James vanRiemsdyk, New Hampshire freshman (Drafted No.2 overall in 2007, by the Flyers) The 6'3" 190-pounder is a well-roundedleft wing with no clear weakness. He's expected to top out at 210 pounds and bea nasty power forward in the NHL.
Ian Cole, Notre Dame freshman (No. 18, 2007, Blues) Thesteady, physical defenseman (6'1", 215) handles the puck well in his ownzone. Cole scored eight goals in 43 games and is the first Notre Dame player tobe taken in the first round.
Kevin Porter, Michigan senior (No. 119, 2004, Coyotes)The Hobey Baker Award winner was second in the nation with 33 goals and 63points. This forward is strong (5'11," 195 pounds) and isn't afraid toskate into traffic.
T.J. Oshie, North Dakota junior (No. 24, 2005, Blues)Creative and enthusiastic in the Scott Gomez mold, he makes the players aroundhim better. At 6 feet and 192 pounds, he will most likely bypass the minors andgo straight to the NHL.
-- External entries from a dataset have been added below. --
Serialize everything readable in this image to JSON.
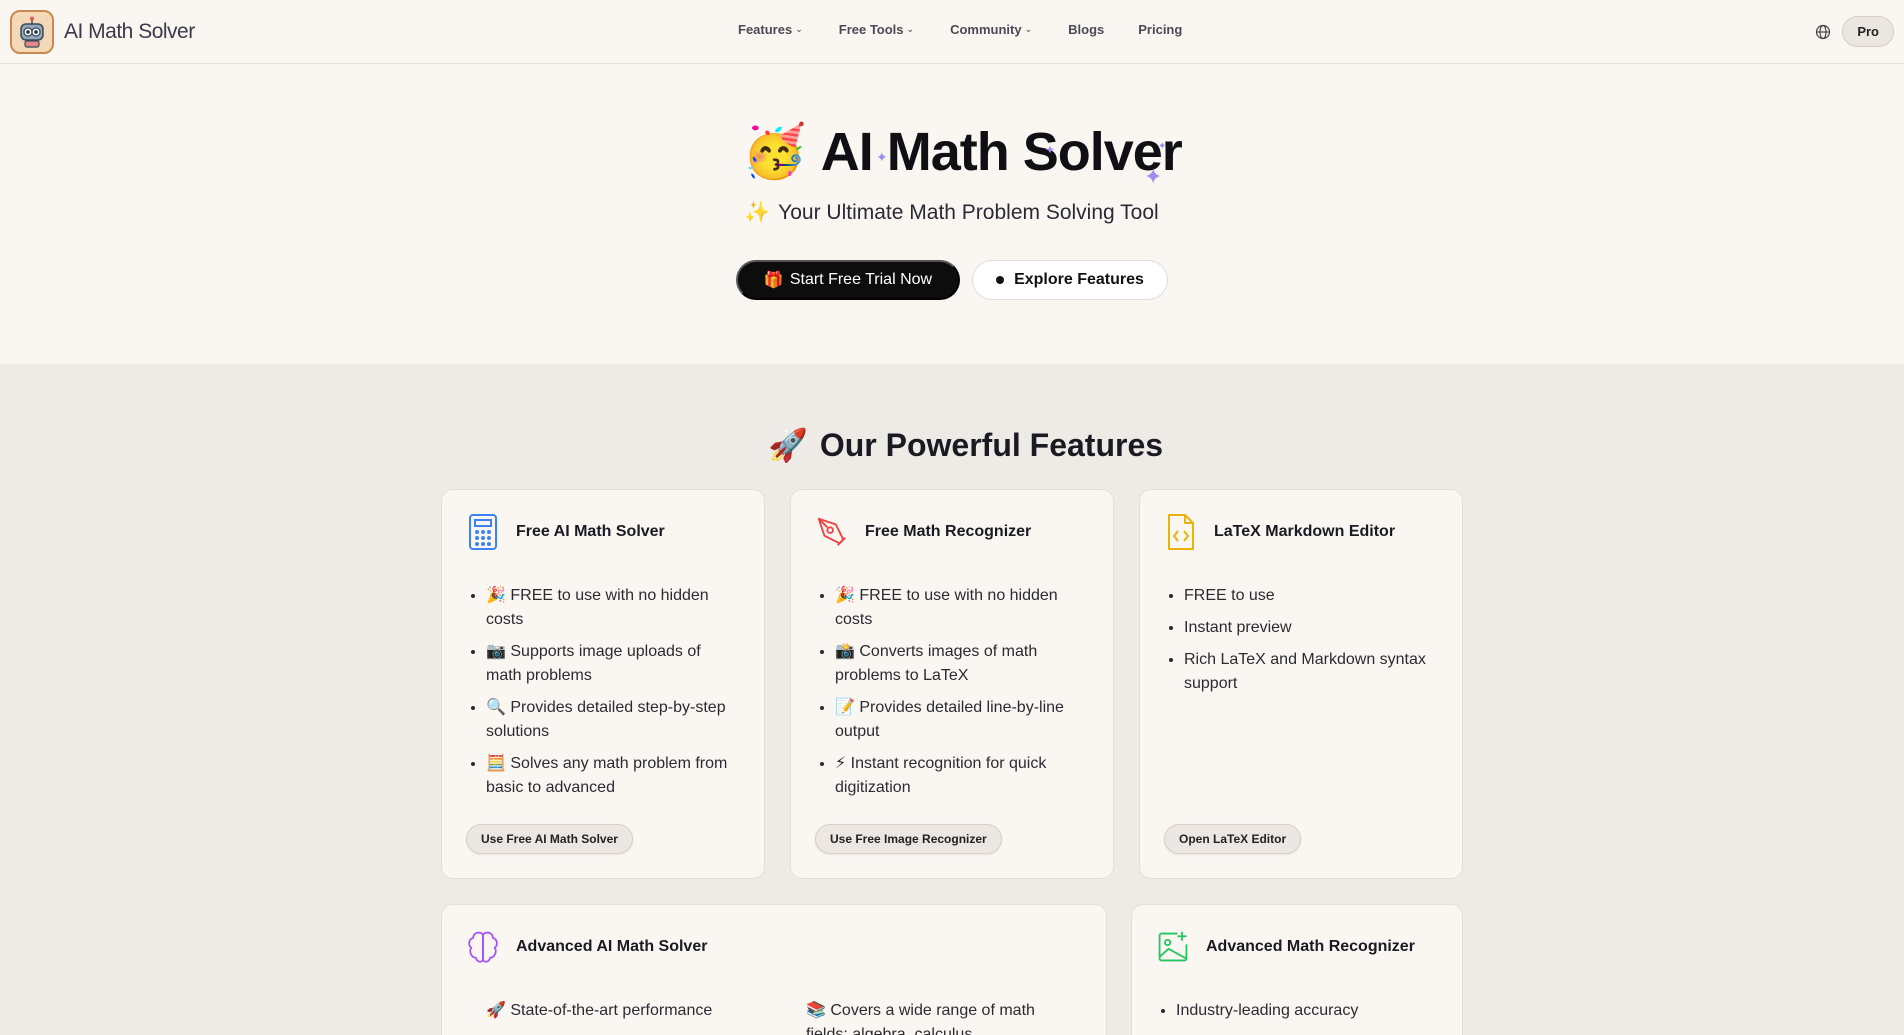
{
  "brand": {
    "name": "AI Math Solver"
  },
  "nav": {
    "items": [
      {
        "label": "Features",
        "has_dropdown": true
      },
      {
        "label": "Free Tools",
        "has_dropdown": true
      },
      {
        "label": "Community",
        "has_dropdown": true
      },
      {
        "label": "Blogs",
        "has_dropdown": false
      },
      {
        "label": "Pricing",
        "has_dropdown": false
      }
    ],
    "pro_label": "Pro",
    "language_icon": "globe-icon"
  },
  "hero": {
    "emoji": "🥳",
    "title": "AI Math Solver",
    "subtitle_emoji": "✨",
    "subtitle": "Your Ultimate Math Problem Solving Tool",
    "cta_primary_emoji": "🎁",
    "cta_primary": "Start Free Trial Now",
    "cta_secondary": "Explore Features"
  },
  "features": {
    "emoji": "🚀",
    "title": "Our Powerful Features",
    "cards": [
      {
        "title": "Free AI Math Solver",
        "icon": "calculator-icon",
        "icon_color": "#3b82f6",
        "items": [
          "🎉 FREE to use with no hidden costs",
          "📷 Supports image uploads of math problems",
          "🔍 Provides detailed step-by-step solutions",
          "🧮 Solves any math problem from basic to advanced"
        ],
        "button": "Use Free AI Math Solver"
      },
      {
        "title": "Free Math Recognizer",
        "icon": "pen-tool-icon",
        "icon_color": "#ef4444",
        "items": [
          "🎉 FREE to use with no hidden costs",
          "📸 Converts images of math problems to LaTeX",
          "📝 Provides detailed line-by-line output",
          "⚡ Instant recognition for quick digitization"
        ],
        "button": "Use Free Image Recognizer"
      },
      {
        "title": "LaTeX Markdown Editor",
        "icon": "file-code-icon",
        "icon_color": "#eab308",
        "items": [
          "FREE to use",
          "Instant preview",
          "Rich LaTeX and Markdown syntax support"
        ],
        "button": "Open LaTeX Editor"
      },
      {
        "title": "Advanced AI Math Solver",
        "icon": "brain-icon",
        "icon_color": "#a855f7",
        "items": [
          "🚀 State-of-the-art performance",
          "📚 Covers a wide range of math fields: algebra, calculus"
        ]
      },
      {
        "title": "Advanced Math Recognizer",
        "icon": "image-plus-icon",
        "icon_color": "#22c55e",
        "items": [
          "Industry-leading accuracy"
        ]
      }
    ]
  }
}
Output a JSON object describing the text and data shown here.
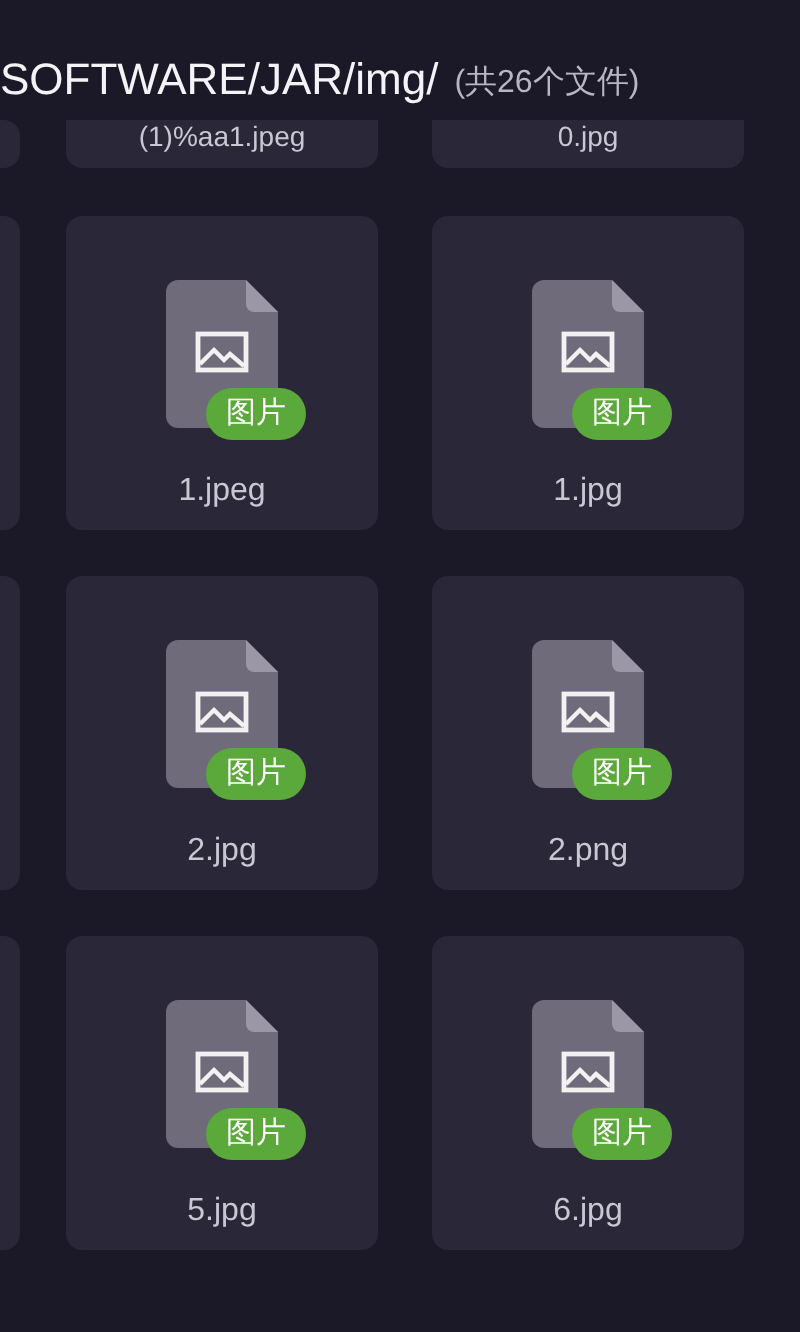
{
  "header": {
    "path": "SOFTWARE/JAR/img/",
    "count": "(共26个文件)"
  },
  "previous_row": [
    {
      "name": "(1)%aa1.jpeg"
    },
    {
      "name": "0.jpg"
    }
  ],
  "files": [
    {
      "name": "1.jpeg",
      "badge": "图片"
    },
    {
      "name": "1.jpg",
      "badge": "图片"
    },
    {
      "name": "2.jpg",
      "badge": "图片"
    },
    {
      "name": "2.png",
      "badge": "图片"
    },
    {
      "name": "5.jpg",
      "badge": "图片"
    },
    {
      "name": "6.jpg",
      "badge": "图片"
    }
  ]
}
Max Pacioretty, Michigan freshman (No. 22, 2007,Canadiens) This forward has size (6'2", 203), speed, great hands and a nosefor the net. Playing alongside Porter on college hockey's top line, the leftwing had 15 goals and 24 assists in 37 games.